■ Task description
The expected output is every line from the one containing "Convert this screenshot" to the end of the data below, exactly, and no other line.

- Opening Delimiter -

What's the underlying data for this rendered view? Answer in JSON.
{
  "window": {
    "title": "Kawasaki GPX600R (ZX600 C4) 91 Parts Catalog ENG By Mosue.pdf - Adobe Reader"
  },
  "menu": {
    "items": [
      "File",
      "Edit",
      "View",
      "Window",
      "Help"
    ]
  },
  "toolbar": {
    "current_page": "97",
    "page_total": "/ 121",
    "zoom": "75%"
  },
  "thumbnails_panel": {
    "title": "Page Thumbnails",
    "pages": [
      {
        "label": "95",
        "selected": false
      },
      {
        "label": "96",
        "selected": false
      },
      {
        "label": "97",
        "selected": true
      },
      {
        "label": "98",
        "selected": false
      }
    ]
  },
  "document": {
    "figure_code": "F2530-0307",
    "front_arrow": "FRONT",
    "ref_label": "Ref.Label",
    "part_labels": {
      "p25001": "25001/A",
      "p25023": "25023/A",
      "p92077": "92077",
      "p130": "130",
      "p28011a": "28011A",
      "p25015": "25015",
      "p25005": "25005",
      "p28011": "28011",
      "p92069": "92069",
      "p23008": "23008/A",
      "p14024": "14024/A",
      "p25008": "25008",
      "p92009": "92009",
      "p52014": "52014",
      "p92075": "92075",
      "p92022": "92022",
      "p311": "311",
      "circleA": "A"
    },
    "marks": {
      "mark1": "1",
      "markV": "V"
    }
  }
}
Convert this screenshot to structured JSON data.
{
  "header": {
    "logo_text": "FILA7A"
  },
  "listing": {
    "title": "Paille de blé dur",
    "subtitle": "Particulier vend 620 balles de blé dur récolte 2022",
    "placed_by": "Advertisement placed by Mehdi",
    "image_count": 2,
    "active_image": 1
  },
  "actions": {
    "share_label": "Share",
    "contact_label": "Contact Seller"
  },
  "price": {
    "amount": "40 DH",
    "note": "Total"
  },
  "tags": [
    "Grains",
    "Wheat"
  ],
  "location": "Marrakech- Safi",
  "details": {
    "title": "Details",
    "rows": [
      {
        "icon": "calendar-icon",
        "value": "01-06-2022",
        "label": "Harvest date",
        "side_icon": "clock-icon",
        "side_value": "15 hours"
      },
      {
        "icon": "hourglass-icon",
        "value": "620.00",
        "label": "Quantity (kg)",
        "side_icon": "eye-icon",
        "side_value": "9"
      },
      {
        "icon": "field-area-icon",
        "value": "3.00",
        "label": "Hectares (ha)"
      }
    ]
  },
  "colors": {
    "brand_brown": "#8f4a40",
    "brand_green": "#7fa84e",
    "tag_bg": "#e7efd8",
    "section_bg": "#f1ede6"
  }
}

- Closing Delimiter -

■ Answer
Convert this screenshot to structured JSON data.
{
  "header": {
    "logo_text": "FILA7A"
  },
  "listing": {
    "title": "Paille de blé dur",
    "subtitle": "Particulier vend 620 balles de blé dur récolte 2022",
    "placed_by": "Advertisement placed by Mehdi",
    "image_count": 2,
    "active_image": 1
  },
  "actions": {
    "share_label": "Share",
    "contact_label": "Contact Seller"
  },
  "price": {
    "amount": "40 DH",
    "note": "Total"
  },
  "tags": [
    "Grains",
    "Wheat"
  ],
  "location": "Marrakech- Safi",
  "details": {
    "title": "Details",
    "rows": [
      {
        "icon": "calendar-icon",
        "value": "01-06-2022",
        "label": "Harvest date",
        "side_icon": "clock-icon",
        "side_value": "15 hours"
      },
      {
        "icon": "hourglass-icon",
        "value": "620.00",
        "label": "Quantity (kg)",
        "side_icon": "eye-icon",
        "side_value": "9"
      },
      {
        "icon": "field-area-icon",
        "value": "3.00",
        "label": "Hectares (ha)"
      }
    ]
  },
  "colors": {
    "brand_brown": "#8f4a40",
    "brand_green": "#7fa84e",
    "tag_bg": "#e7efd8",
    "section_bg": "#f1ede6"
  }
}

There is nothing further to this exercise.